:: Assigned task ::
All the lines below should appear again unchanged, though their pictures should not.

:: Excerpted records ::
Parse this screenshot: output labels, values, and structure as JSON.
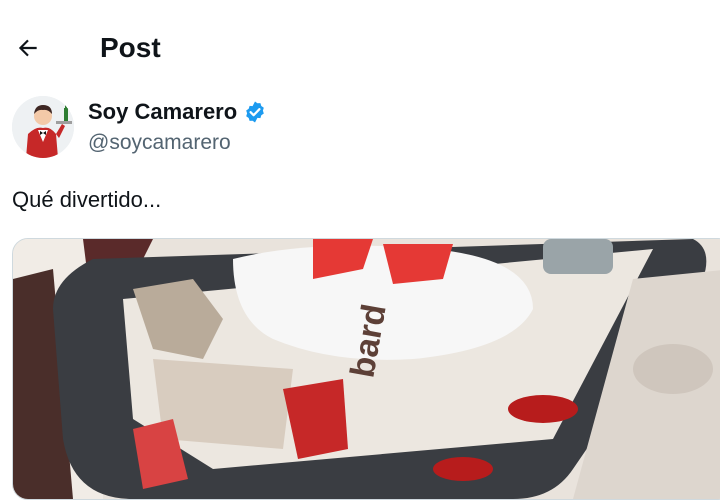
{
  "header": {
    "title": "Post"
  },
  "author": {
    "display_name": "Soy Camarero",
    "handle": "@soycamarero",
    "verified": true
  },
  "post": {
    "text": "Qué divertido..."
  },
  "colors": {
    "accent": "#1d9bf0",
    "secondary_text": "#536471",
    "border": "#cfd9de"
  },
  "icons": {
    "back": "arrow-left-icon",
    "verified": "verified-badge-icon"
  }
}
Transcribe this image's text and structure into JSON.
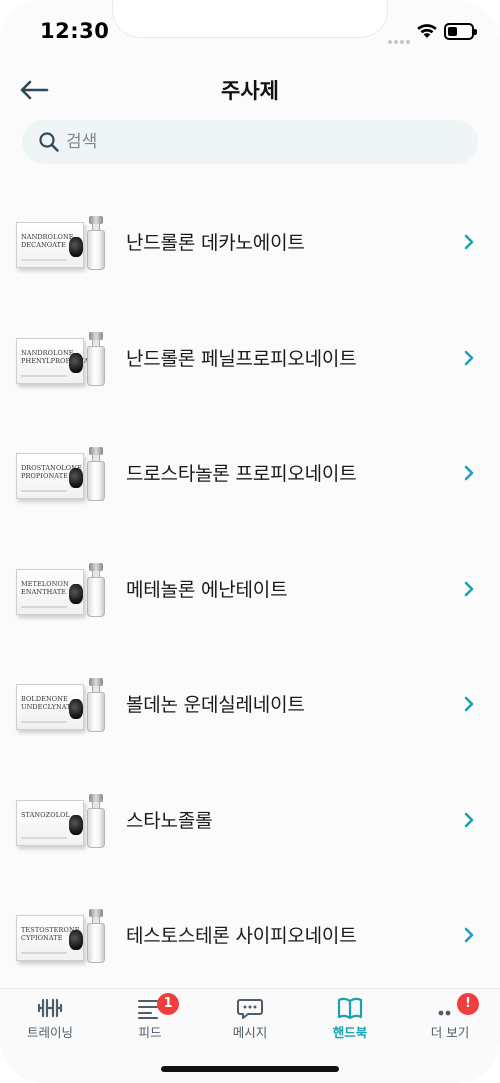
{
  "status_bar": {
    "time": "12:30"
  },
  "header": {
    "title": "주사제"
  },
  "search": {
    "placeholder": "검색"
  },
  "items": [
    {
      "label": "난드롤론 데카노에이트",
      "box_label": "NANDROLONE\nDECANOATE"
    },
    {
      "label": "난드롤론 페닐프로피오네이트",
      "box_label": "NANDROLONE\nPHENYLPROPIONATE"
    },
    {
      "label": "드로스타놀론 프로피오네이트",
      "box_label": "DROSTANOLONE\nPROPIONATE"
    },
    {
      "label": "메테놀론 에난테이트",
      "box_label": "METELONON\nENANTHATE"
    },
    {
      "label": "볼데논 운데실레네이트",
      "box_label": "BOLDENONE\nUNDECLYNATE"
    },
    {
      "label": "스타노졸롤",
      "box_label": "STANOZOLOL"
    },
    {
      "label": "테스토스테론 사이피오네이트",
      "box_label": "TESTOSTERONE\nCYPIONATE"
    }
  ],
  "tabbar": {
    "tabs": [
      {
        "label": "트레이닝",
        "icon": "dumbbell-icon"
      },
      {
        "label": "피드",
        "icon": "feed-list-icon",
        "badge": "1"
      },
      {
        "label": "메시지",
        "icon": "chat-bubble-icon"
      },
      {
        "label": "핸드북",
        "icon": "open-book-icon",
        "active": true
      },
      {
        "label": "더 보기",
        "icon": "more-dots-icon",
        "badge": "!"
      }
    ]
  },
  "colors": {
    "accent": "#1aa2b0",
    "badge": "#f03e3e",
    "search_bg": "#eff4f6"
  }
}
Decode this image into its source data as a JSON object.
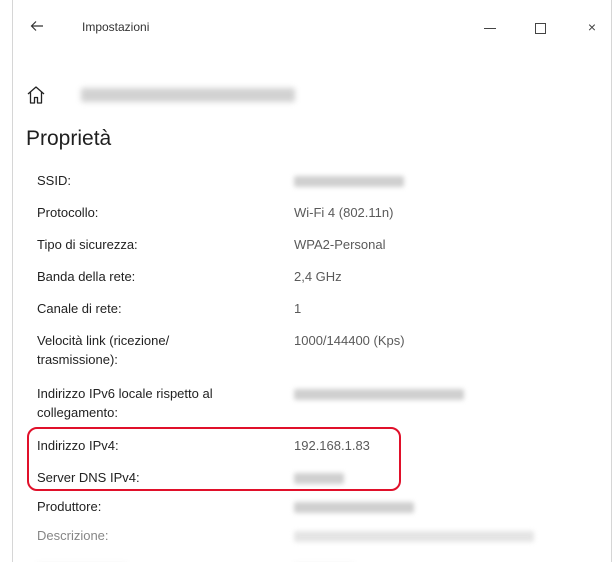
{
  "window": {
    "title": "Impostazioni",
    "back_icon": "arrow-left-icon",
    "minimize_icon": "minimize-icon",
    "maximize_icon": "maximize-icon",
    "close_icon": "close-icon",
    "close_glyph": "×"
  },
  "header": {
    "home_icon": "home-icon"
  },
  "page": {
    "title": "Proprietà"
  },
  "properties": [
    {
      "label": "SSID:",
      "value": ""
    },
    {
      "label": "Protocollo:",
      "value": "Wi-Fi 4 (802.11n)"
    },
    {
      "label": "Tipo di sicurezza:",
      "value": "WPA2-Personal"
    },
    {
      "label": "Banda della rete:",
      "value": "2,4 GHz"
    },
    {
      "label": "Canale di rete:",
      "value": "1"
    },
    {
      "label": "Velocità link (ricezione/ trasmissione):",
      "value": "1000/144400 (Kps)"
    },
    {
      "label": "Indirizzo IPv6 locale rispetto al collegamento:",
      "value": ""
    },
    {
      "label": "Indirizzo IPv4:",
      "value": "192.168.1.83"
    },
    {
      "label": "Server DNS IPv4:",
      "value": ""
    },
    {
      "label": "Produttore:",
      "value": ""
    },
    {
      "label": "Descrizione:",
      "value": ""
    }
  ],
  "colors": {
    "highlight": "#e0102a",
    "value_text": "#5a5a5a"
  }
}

:: Expected output ::
Parse this screenshot: output labels, values, and structure as JSON.
{
  "header": {
    "title": "Post"
  },
  "author": {
    "display_name": "Soy Camarero",
    "handle": "@soycamarero",
    "verified": true
  },
  "post": {
    "text": "Qué divertido..."
  },
  "colors": {
    "accent": "#1d9bf0",
    "secondary_text": "#536471",
    "border": "#cfd9de"
  },
  "icons": {
    "back": "arrow-left-icon",
    "verified": "verified-badge-icon"
  }
}
Transcribe this image's text and structure into JSON.
{
  "status_bar": {
    "time": "12:30"
  },
  "header": {
    "title": "주사제"
  },
  "search": {
    "placeholder": "검색"
  },
  "items": [
    {
      "label": "난드롤론 데카노에이트",
      "box_label": "NANDROLONE\nDECANOATE"
    },
    {
      "label": "난드롤론 페닐프로피오네이트",
      "box_label": "NANDROLONE\nPHENYLPROPIONATE"
    },
    {
      "label": "드로스타놀론 프로피오네이트",
      "box_label": "DROSTANOLONE\nPROPIONATE"
    },
    {
      "label": "메테놀론 에난테이트",
      "box_label": "METELONON\nENANTHATE"
    },
    {
      "label": "볼데논 운데실레네이트",
      "box_label": "BOLDENONE\nUNDECLYNATE"
    },
    {
      "label": "스타노졸롤",
      "box_label": "STANOZOLOL"
    },
    {
      "label": "테스토스테론 사이피오네이트",
      "box_label": "TESTOSTERONE\nCYPIONATE"
    }
  ],
  "tabbar": {
    "tabs": [
      {
        "label": "트레이닝",
        "icon": "dumbbell-icon"
      },
      {
        "label": "피드",
        "icon": "feed-list-icon",
        "badge": "1"
      },
      {
        "label": "메시지",
        "icon": "chat-bubble-icon"
      },
      {
        "label": "핸드북",
        "icon": "open-book-icon",
        "active": true
      },
      {
        "label": "더 보기",
        "icon": "more-dots-icon",
        "badge": "!"
      }
    ]
  },
  "colors": {
    "accent": "#1aa2b0",
    "badge": "#f03e3e",
    "search_bg": "#eff4f6"
  }
}
Decode this image into its source data as a JSON object.
{
  "window": {
    "title": "Impostazioni",
    "back_icon": "arrow-left-icon",
    "minimize_icon": "minimize-icon",
    "maximize_icon": "maximize-icon",
    "close_icon": "close-icon",
    "close_glyph": "×"
  },
  "header": {
    "home_icon": "home-icon"
  },
  "page": {
    "title": "Proprietà"
  },
  "properties": [
    {
      "label": "SSID:",
      "value": ""
    },
    {
      "label": "Protocollo:",
      "value": "Wi-Fi 4 (802.11n)"
    },
    {
      "label": "Tipo di sicurezza:",
      "value": "WPA2-Personal"
    },
    {
      "label": "Banda della rete:",
      "value": "2,4 GHz"
    },
    {
      "label": "Canale di rete:",
      "value": "1"
    },
    {
      "label": "Velocità link (ricezione/ trasmissione):",
      "value": "1000/144400 (Kps)"
    },
    {
      "label": "Indirizzo IPv6 locale rispetto al collegamento:",
      "value": ""
    },
    {
      "label": "Indirizzo IPv4:",
      "value": "192.168.1.83"
    },
    {
      "label": "Server DNS IPv4:",
      "value": ""
    },
    {
      "label": "Produttore:",
      "value": ""
    },
    {
      "label": "Descrizione:",
      "value": ""
    }
  ],
  "colors": {
    "highlight": "#e0102a",
    "value_text": "#5a5a5a"
  }
}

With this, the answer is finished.